__The problem__:
The data below must be repeated exactly. Leave nothing out.

__Task material__:
====

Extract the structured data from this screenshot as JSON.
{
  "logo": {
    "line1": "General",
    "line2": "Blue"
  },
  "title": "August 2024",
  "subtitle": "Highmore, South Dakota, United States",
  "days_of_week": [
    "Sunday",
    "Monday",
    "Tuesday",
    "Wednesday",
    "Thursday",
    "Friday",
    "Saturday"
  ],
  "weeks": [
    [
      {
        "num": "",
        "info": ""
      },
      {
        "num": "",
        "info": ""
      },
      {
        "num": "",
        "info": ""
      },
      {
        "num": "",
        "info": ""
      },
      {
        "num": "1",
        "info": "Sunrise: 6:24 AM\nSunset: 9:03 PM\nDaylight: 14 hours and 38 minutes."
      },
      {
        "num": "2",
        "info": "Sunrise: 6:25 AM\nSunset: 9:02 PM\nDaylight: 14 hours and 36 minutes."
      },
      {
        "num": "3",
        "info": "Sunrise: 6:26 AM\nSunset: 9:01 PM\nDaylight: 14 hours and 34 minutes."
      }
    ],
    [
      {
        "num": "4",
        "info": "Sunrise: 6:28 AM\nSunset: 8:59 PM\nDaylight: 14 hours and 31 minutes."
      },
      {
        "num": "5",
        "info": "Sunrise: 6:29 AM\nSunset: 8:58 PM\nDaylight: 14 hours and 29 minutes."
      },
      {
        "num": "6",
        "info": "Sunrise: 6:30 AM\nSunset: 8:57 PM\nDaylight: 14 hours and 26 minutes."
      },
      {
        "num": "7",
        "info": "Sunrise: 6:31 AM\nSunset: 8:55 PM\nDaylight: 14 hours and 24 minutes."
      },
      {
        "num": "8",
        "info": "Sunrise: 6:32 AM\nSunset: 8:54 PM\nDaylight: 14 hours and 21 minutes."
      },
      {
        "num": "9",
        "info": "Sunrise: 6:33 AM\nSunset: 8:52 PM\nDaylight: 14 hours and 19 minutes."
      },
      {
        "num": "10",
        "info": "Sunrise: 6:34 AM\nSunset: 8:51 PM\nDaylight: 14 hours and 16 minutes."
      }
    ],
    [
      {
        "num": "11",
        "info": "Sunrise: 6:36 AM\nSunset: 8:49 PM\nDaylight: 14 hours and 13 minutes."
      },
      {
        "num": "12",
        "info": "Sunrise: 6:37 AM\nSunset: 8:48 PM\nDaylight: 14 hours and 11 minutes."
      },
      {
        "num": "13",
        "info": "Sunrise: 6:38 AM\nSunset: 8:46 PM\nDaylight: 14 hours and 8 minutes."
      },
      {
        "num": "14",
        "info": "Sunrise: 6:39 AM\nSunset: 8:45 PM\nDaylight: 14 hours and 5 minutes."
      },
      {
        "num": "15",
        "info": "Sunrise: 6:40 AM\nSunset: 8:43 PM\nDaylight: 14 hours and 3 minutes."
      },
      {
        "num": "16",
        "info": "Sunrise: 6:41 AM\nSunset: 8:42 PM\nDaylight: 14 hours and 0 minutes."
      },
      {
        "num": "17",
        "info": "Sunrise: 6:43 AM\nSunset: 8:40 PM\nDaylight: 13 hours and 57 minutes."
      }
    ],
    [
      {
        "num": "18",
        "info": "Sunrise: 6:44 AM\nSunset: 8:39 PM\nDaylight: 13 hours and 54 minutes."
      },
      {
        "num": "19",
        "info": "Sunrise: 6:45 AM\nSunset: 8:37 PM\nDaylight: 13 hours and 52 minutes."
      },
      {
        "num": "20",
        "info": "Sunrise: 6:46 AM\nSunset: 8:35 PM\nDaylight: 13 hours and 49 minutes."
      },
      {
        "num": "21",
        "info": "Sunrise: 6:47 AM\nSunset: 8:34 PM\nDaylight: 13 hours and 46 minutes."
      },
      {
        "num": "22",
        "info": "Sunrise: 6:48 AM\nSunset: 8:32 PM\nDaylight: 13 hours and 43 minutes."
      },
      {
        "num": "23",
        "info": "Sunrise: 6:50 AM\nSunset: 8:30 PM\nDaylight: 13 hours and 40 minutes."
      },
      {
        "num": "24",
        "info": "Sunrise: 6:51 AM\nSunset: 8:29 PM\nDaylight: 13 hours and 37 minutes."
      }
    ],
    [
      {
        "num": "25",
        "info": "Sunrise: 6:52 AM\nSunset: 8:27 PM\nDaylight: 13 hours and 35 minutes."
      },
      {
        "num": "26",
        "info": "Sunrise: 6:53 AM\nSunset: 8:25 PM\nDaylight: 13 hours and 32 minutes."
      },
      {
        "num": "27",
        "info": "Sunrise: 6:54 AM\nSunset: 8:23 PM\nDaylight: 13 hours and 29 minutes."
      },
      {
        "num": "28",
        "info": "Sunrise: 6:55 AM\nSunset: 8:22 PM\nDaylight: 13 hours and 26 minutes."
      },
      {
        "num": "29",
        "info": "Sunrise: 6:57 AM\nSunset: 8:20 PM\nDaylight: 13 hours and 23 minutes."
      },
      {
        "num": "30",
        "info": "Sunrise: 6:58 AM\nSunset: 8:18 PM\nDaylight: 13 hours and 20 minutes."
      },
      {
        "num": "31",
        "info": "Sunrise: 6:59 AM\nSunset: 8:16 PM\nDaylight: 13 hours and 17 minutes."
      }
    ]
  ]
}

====

__Answer section__:
Extract the structured data from this screenshot as JSON.
{
  "logo": {
    "line1": "General",
    "line2": "Blue"
  },
  "title": "August 2024",
  "subtitle": "Highmore, South Dakota, United States",
  "days_of_week": [
    "Sunday",
    "Monday",
    "Tuesday",
    "Wednesday",
    "Thursday",
    "Friday",
    "Saturday"
  ],
  "weeks": [
    [
      {
        "num": "",
        "info": ""
      },
      {
        "num": "",
        "info": ""
      },
      {
        "num": "",
        "info": ""
      },
      {
        "num": "",
        "info": ""
      },
      {
        "num": "1",
        "info": "Sunrise: 6:24 AM\nSunset: 9:03 PM\nDaylight: 14 hours and 38 minutes."
      },
      {
        "num": "2",
        "info": "Sunrise: 6:25 AM\nSunset: 9:02 PM\nDaylight: 14 hours and 36 minutes."
      },
      {
        "num": "3",
        "info": "Sunrise: 6:26 AM\nSunset: 9:01 PM\nDaylight: 14 hours and 34 minutes."
      }
    ],
    [
      {
        "num": "4",
        "info": "Sunrise: 6:28 AM\nSunset: 8:59 PM\nDaylight: 14 hours and 31 minutes."
      },
      {
        "num": "5",
        "info": "Sunrise: 6:29 AM\nSunset: 8:58 PM\nDaylight: 14 hours and 29 minutes."
      },
      {
        "num": "6",
        "info": "Sunrise: 6:30 AM\nSunset: 8:57 PM\nDaylight: 14 hours and 26 minutes."
      },
      {
        "num": "7",
        "info": "Sunrise: 6:31 AM\nSunset: 8:55 PM\nDaylight: 14 hours and 24 minutes."
      },
      {
        "num": "8",
        "info": "Sunrise: 6:32 AM\nSunset: 8:54 PM\nDaylight: 14 hours and 21 minutes."
      },
      {
        "num": "9",
        "info": "Sunrise: 6:33 AM\nSunset: 8:52 PM\nDaylight: 14 hours and 19 minutes."
      },
      {
        "num": "10",
        "info": "Sunrise: 6:34 AM\nSunset: 8:51 PM\nDaylight: 14 hours and 16 minutes."
      }
    ],
    [
      {
        "num": "11",
        "info": "Sunrise: 6:36 AM\nSunset: 8:49 PM\nDaylight: 14 hours and 13 minutes."
      },
      {
        "num": "12",
        "info": "Sunrise: 6:37 AM\nSunset: 8:48 PM\nDaylight: 14 hours and 11 minutes."
      },
      {
        "num": "13",
        "info": "Sunrise: 6:38 AM\nSunset: 8:46 PM\nDaylight: 14 hours and 8 minutes."
      },
      {
        "num": "14",
        "info": "Sunrise: 6:39 AM\nSunset: 8:45 PM\nDaylight: 14 hours and 5 minutes."
      },
      {
        "num": "15",
        "info": "Sunrise: 6:40 AM\nSunset: 8:43 PM\nDaylight: 14 hours and 3 minutes."
      },
      {
        "num": "16",
        "info": "Sunrise: 6:41 AM\nSunset: 8:42 PM\nDaylight: 14 hours and 0 minutes."
      },
      {
        "num": "17",
        "info": "Sunrise: 6:43 AM\nSunset: 8:40 PM\nDaylight: 13 hours and 57 minutes."
      }
    ],
    [
      {
        "num": "18",
        "info": "Sunrise: 6:44 AM\nSunset: 8:39 PM\nDaylight: 13 hours and 54 minutes."
      },
      {
        "num": "19",
        "info": "Sunrise: 6:45 AM\nSunset: 8:37 PM\nDaylight: 13 hours and 52 minutes."
      },
      {
        "num": "20",
        "info": "Sunrise: 6:46 AM\nSunset: 8:35 PM\nDaylight: 13 hours and 49 minutes."
      },
      {
        "num": "21",
        "info": "Sunrise: 6:47 AM\nSunset: 8:34 PM\nDaylight: 13 hours and 46 minutes."
      },
      {
        "num": "22",
        "info": "Sunrise: 6:48 AM\nSunset: 8:32 PM\nDaylight: 13 hours and 43 minutes."
      },
      {
        "num": "23",
        "info": "Sunrise: 6:50 AM\nSunset: 8:30 PM\nDaylight: 13 hours and 40 minutes."
      },
      {
        "num": "24",
        "info": "Sunrise: 6:51 AM\nSunset: 8:29 PM\nDaylight: 13 hours and 37 minutes."
      }
    ],
    [
      {
        "num": "25",
        "info": "Sunrise: 6:52 AM\nSunset: 8:27 PM\nDaylight: 13 hours and 35 minutes."
      },
      {
        "num": "26",
        "info": "Sunrise: 6:53 AM\nSunset: 8:25 PM\nDaylight: 13 hours and 32 minutes."
      },
      {
        "num": "27",
        "info": "Sunrise: 6:54 AM\nSunset: 8:23 PM\nDaylight: 13 hours and 29 minutes."
      },
      {
        "num": "28",
        "info": "Sunrise: 6:55 AM\nSunset: 8:22 PM\nDaylight: 13 hours and 26 minutes."
      },
      {
        "num": "29",
        "info": "Sunrise: 6:57 AM\nSunset: 8:20 PM\nDaylight: 13 hours and 23 minutes."
      },
      {
        "num": "30",
        "info": "Sunrise: 6:58 AM\nSunset: 8:18 PM\nDaylight: 13 hours and 20 minutes."
      },
      {
        "num": "31",
        "info": "Sunrise: 6:59 AM\nSunset: 8:16 PM\nDaylight: 13 hours and 17 minutes."
      }
    ]
  ]
}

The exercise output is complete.